The centuries-old City of London tradition of ‘cart marking’, usually reserved for road vehicles, went underground on Wednesday 17 July when London Transport Museum’s 1892 Metropolitan Railway ‘Jubilee’ Carriage No. 353 was ‘marked’ by Alderman Fiona Woolf CBE and the Master Carman, Neil Coles. The ceremony was watched by Sir Peter Hendy CBE, London’s Transport Commissioner, and Mike Brown MVO, Managing Director of London Underground and London Rail.
Organised by the Worshipful Company of Carmen, a livery company of the City of London, the ceremony usually involves marking a vehicle with a branding iron and most often takes place on the forecourt of the Guildhall in the heart of the City.
The tradition dates back over 500 years when all carts and carriages plying trade within the ‘Square Mile’ of London had to be licensed to operate within the City limits. The licence took the form of a branded mark applied directly to the vehicle.
This year, in recognition of the 150th anniversary of the London Underground, the role of the City of London in the financing and building of the Metropolitan Railway (the world’s first underground railway) and the important role that Underground travel plays in the life of the City, the Worshipful Company of Carmen took the unusual step of including a rail vehicle in the ceremony – a first in the event’s history. As the vehicle could not get inside the Guildhall forecourt, Alderman Fiona Woolf CBE and the Master Carman, Neil Coles, took a branded plaque to the carriage at Mansion House Station.

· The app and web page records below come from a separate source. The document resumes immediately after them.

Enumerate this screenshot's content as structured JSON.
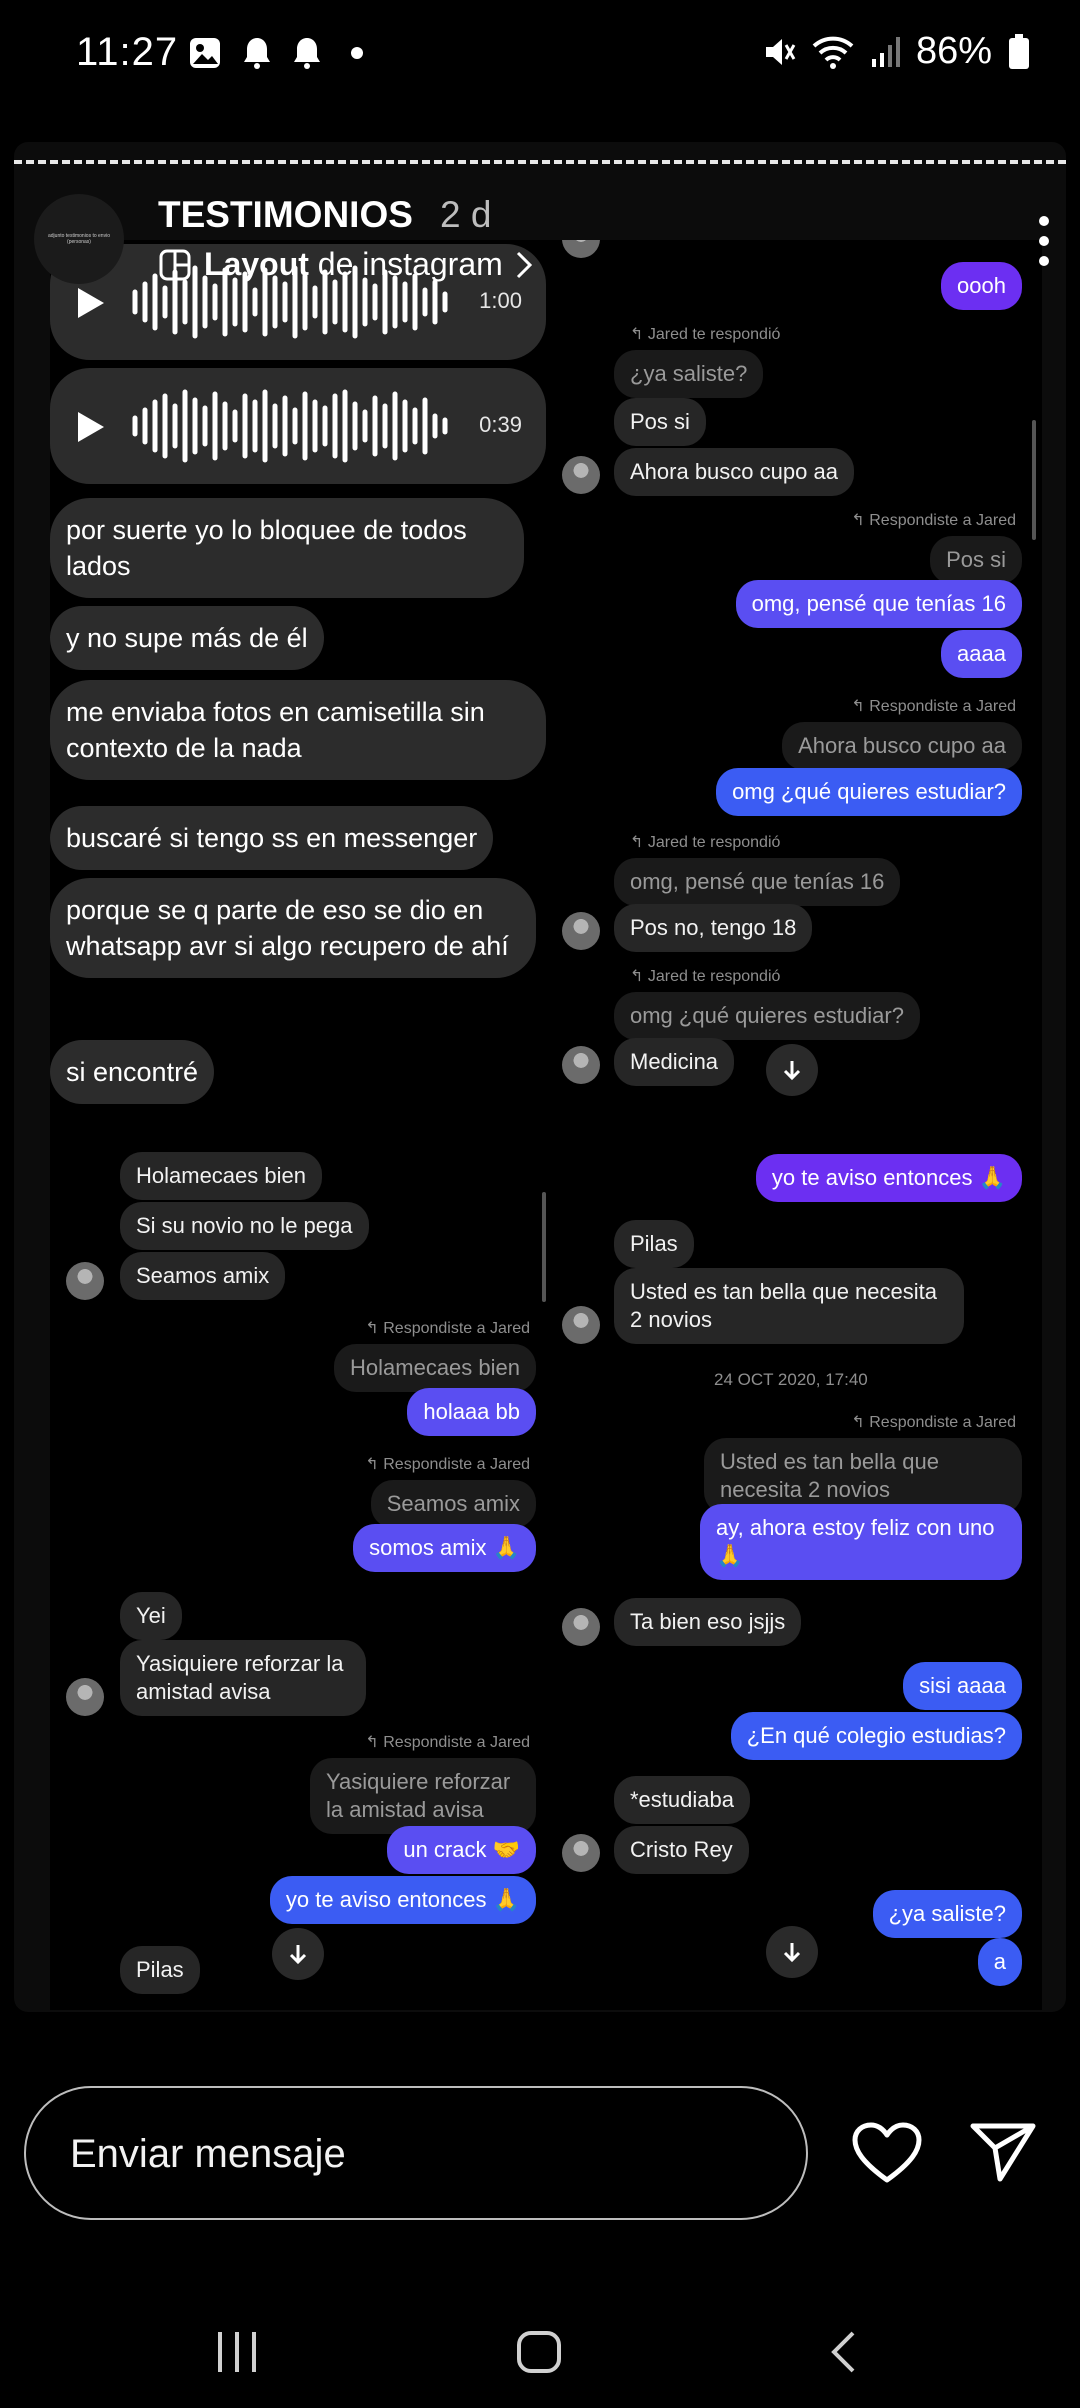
{
  "status": {
    "time": "11:27",
    "battery": "86%"
  },
  "story": {
    "name": "TESTIMONIOS",
    "age": "2 d",
    "layout_bold": "Layout",
    "layout_rest": " de instagram",
    "avatar_text": "adjunto testimonios to envio (personas)"
  },
  "panel1": {
    "audio1": "1:00",
    "audio2": "0:39",
    "msgs": [
      "por suerte yo lo bloquee de todos lados",
      "y no supe más de él",
      "me enviaba fotos en camisetilla sin contexto de la nada",
      "buscaré si tengo ss en messenger",
      "porque se q parte de eso se dio en whatsapp avr si algo recupero de ahí",
      "si encontré"
    ]
  },
  "panel2": {
    "oooh": "oooh",
    "jared_replied": "Jared te respondió",
    "q1": "¿ya saliste?",
    "a1": "Pos si",
    "a2": "Ahora busco cupo aa",
    "you_replied": "Respondiste a Jared",
    "q2": "Pos si",
    "m1": "omg, pensé que tenías 16",
    "m2": "aaaa",
    "q3": "Ahora busco cupo aa",
    "m3": "omg ¿qué quieres estudiar?",
    "q4": "omg, pensé que tenías 16",
    "a3": "Pos no, tengo 18",
    "q5": "omg ¿qué quieres estudiar?",
    "a4": "Medicina"
  },
  "panel3": {
    "g1": "Holamecaes bien",
    "g2": "Si su novio no le pega",
    "g3": "Seamos amix",
    "you_replied": "Respondiste a Jared",
    "q1": "Holamecaes bien",
    "m1": "holaaa bb",
    "q2": "Seamos amix",
    "m2": "somos amix 🙏",
    "g4": "Yei",
    "g5": "Yasiquiere reforzar la amistad avisa",
    "q3": "Yasiquiere reforzar la amistad avisa",
    "m3": "un crack 🤝",
    "m4": "yo te aviso entonces 🙏",
    "g6": "Pilas"
  },
  "panel4": {
    "m0": "yo te aviso entonces 🙏",
    "g1": "Pilas",
    "g2": "Usted es tan bella que necesita 2 novios",
    "date": "24 OCT 2020, 17:40",
    "you_replied": "Respondiste a Jared",
    "q1": "Usted es tan bella que necesita 2 novios",
    "m1": "ay, ahora estoy feliz con uno 🙏",
    "g3": "Ta bien eso jsjjs",
    "m2": "sisi aaaa",
    "m3": "¿En qué colegio estudias?",
    "g4": "*estudiaba",
    "g5": "Cristo Rey",
    "m4": "¿ya saliste?",
    "m5": "a"
  },
  "composer": {
    "placeholder": "Enviar mensaje"
  }
}
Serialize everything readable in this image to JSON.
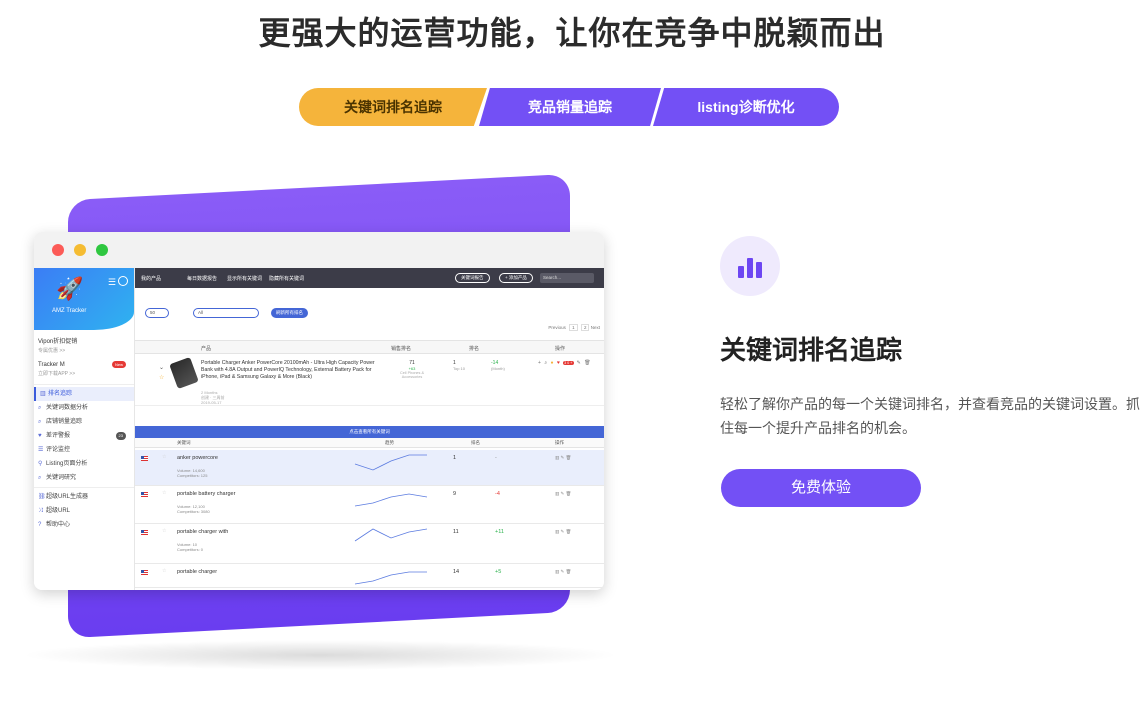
{
  "headline": "更强大的运营功能，让你在竞争中脱颖而出",
  "tabs": [
    {
      "label": "关键词排名追踪"
    },
    {
      "label": "竞品销量追踪"
    },
    {
      "label": "listing诊断优化"
    }
  ],
  "colors": {
    "accent": "#7350f5",
    "active_tab": "#f5b43b",
    "brand_blue": "#3b7df5"
  },
  "app": {
    "brand_name": "AMZ Tracker",
    "menu_icon": "menu-icon",
    "accounts": [
      {
        "name": "Vipon折扣促销",
        "sub": "专属优惠 >>"
      },
      {
        "name": "Tracker M",
        "sub": "立即下载APP >>",
        "badge": "New"
      }
    ],
    "sidebar_items": [
      {
        "label": "排名追踪",
        "icon": "chart-icon",
        "active": true
      },
      {
        "label": "关键词数据分析",
        "icon": "search-icon"
      },
      {
        "label": "店铺销量追踪",
        "icon": "search-icon"
      },
      {
        "label": "差评警报",
        "icon": "heart-icon",
        "count": "23"
      },
      {
        "label": "评论监控",
        "icon": "list-icon"
      },
      {
        "label": "Listing页面分析",
        "icon": "filter-icon"
      },
      {
        "label": "关键词研究",
        "icon": "search-icon"
      },
      {
        "label": "超级URL生成器",
        "icon": "link-icon"
      },
      {
        "label": "超级URL",
        "icon": "shuffle-icon"
      },
      {
        "label": "帮助中心",
        "icon": "help-icon"
      }
    ],
    "topnav": {
      "items": [
        "我的产品",
        "每日数据报告",
        "显示所有关键词",
        "隐藏所有关键词"
      ],
      "buttons": [
        "关键词报告",
        "+ 添加产品"
      ],
      "search_placeholder": "Search..."
    },
    "filters": {
      "page_size": "50",
      "filter_value": "All",
      "action_button": "刷新所有排名"
    },
    "pager": {
      "prev": "Previous",
      "pages": [
        "1",
        "2"
      ],
      "next": "Next"
    },
    "product_table": {
      "headers": [
        "产品",
        "销售排名",
        "排名",
        "操作"
      ],
      "product": {
        "title": "Portable Charger Anker PowerCore 20100mAh - Ultra High Capacity Power Bank with 4.8A Output and PowerIQ Technology, External Battery Pack for iPhone, iPad & Samsung Galaxy & More (Black)",
        "meta": [
          "2 Months",
          "创建 · 三周前",
          "2019-05-17"
        ],
        "sales_rank": "71",
        "sales_rank_change": "+63",
        "sales_category": "Cell Phones & Accessories",
        "kw_rank": "1",
        "kw_rank_sub": "Top 10",
        "kw_change": "-14",
        "kw_change_sub": "(Month)",
        "ops_badge": "30+"
      }
    },
    "keyword_bar": "点击查看所有关键词",
    "keyword_headers": [
      "关键词",
      "趋势",
      "排名",
      "操作"
    ],
    "keywords": [
      {
        "keyword": "anker powercore",
        "volume": "Volume: 14,600",
        "competitors": "Competitors: 125",
        "rank": "1",
        "change": "-",
        "dir": "flat",
        "trend": [
          3,
          5,
          2,
          0,
          0
        ]
      },
      {
        "keyword": "portable battery charger",
        "volume": "Volume: 12,100",
        "competitors": "Competitors: 3080",
        "rank": "9",
        "change": "-4",
        "dir": "down",
        "trend": [
          5,
          4,
          2,
          1,
          2
        ]
      },
      {
        "keyword": "portable charger with",
        "volume": "Volume: 10",
        "competitors": "Competitors: 0",
        "rank": "11",
        "change": "+11",
        "dir": "up",
        "trend": [
          4,
          0,
          3,
          1,
          0
        ]
      },
      {
        "keyword": "portable charger",
        "volume": "",
        "competitors": "",
        "rank": "14",
        "change": "+5",
        "dir": "up",
        "trend": [
          5,
          4,
          2,
          1,
          1
        ]
      }
    ]
  },
  "feature": {
    "icon": "bar-chart-icon",
    "title": "关键词排名追踪",
    "description": "轻松了解你产品的每一个关键词排名，并查看竞品的关键词设置。抓住每一个提升产品排名的机会。",
    "cta": "免费体验"
  }
}
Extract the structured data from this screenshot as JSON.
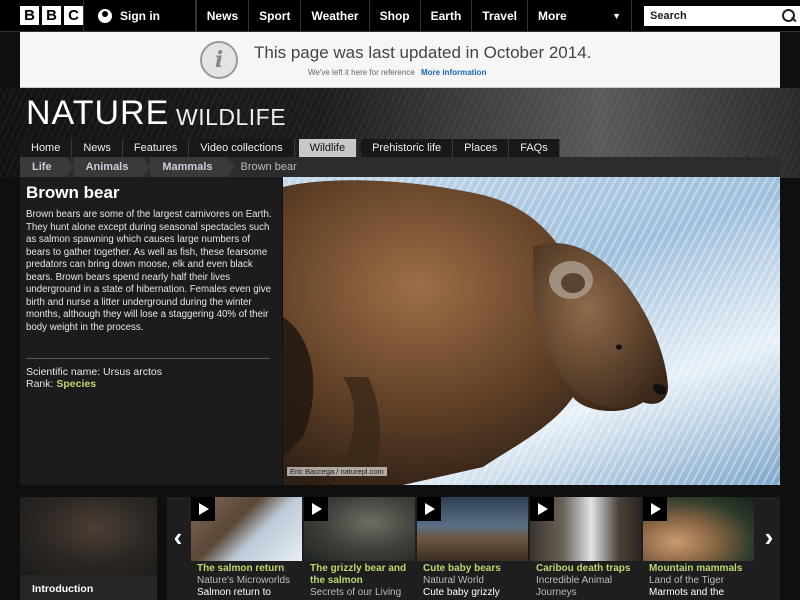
{
  "header": {
    "logo_letters": [
      "B",
      "B",
      "C"
    ],
    "signin_label": "Sign in",
    "nav": [
      "News",
      "Sport",
      "Weather",
      "Shop",
      "Earth",
      "Travel"
    ],
    "more_label": "More",
    "search_placeholder": "Search"
  },
  "notice": {
    "title": "This page was last updated in October 2014.",
    "subtitle": "We've left it here for reference",
    "more_link": "More information"
  },
  "hero": {
    "title": "NATURE",
    "subtitle": "WILDLIFE"
  },
  "section_nav": {
    "tabs": [
      "Home",
      "News",
      "Features",
      "Video collections",
      "Wildlife",
      "Prehistoric life",
      "Places",
      "FAQs"
    ],
    "active_tab": "Wildlife"
  },
  "breadcrumb": [
    "Life",
    "Animals",
    "Mammals",
    "Brown bear"
  ],
  "species": {
    "name": "Brown bear",
    "description": "Brown bears are some of the largest carnivores on Earth. They hunt alone except during seasonal spectacles such as salmon spawning which causes large numbers of bears to gather together. As well as fish, these fearsome predators can bring down moose, elk and even black bears. Brown bears spend nearly half their lives underground in a state of hibernation. Females even give birth and nurse a litter underground during the winter months, although they will lose a staggering 40% of their body weight in the process.",
    "scientific_label": "Scientific name:",
    "scientific_name": "Ursus arctos",
    "rank_label": "Rank:",
    "rank_value": "Species"
  },
  "photo": {
    "credit": "Eric Baccega / naturepl.com"
  },
  "intro": {
    "label": "Introduction"
  },
  "carousel": [
    {
      "title": "The salmon return",
      "source": "Nature's Microworlds",
      "episode": "Salmon return to"
    },
    {
      "title": "The grizzly bear and the salmon",
      "source": "Secrets of our Living",
      "episode": ""
    },
    {
      "title": "Cute baby bears",
      "source": "Natural World",
      "episode": "Cute baby grizzly"
    },
    {
      "title": "Caribou death traps",
      "source": "Incredible Animal Journeys",
      "episode": ""
    },
    {
      "title": "Mountain mammals",
      "source": "Land of the Tiger",
      "episode": "Marmots and the"
    }
  ],
  "colors": {
    "link_green": "#b9d96e",
    "link_blue": "#1a66b8"
  }
}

The ceremony took place on Platform 2 of the station and the carriage was on display for five hours between 11.00 and 16.00, giving the public a chance to admire the quality of the recent restoration, which was funded by the Heritage Lottery Fund. Also in attendance at the event was Wesley Kerr, Chairman of the Heritage Lottery Fund’s London Committee and Museum Director Sam Mullins.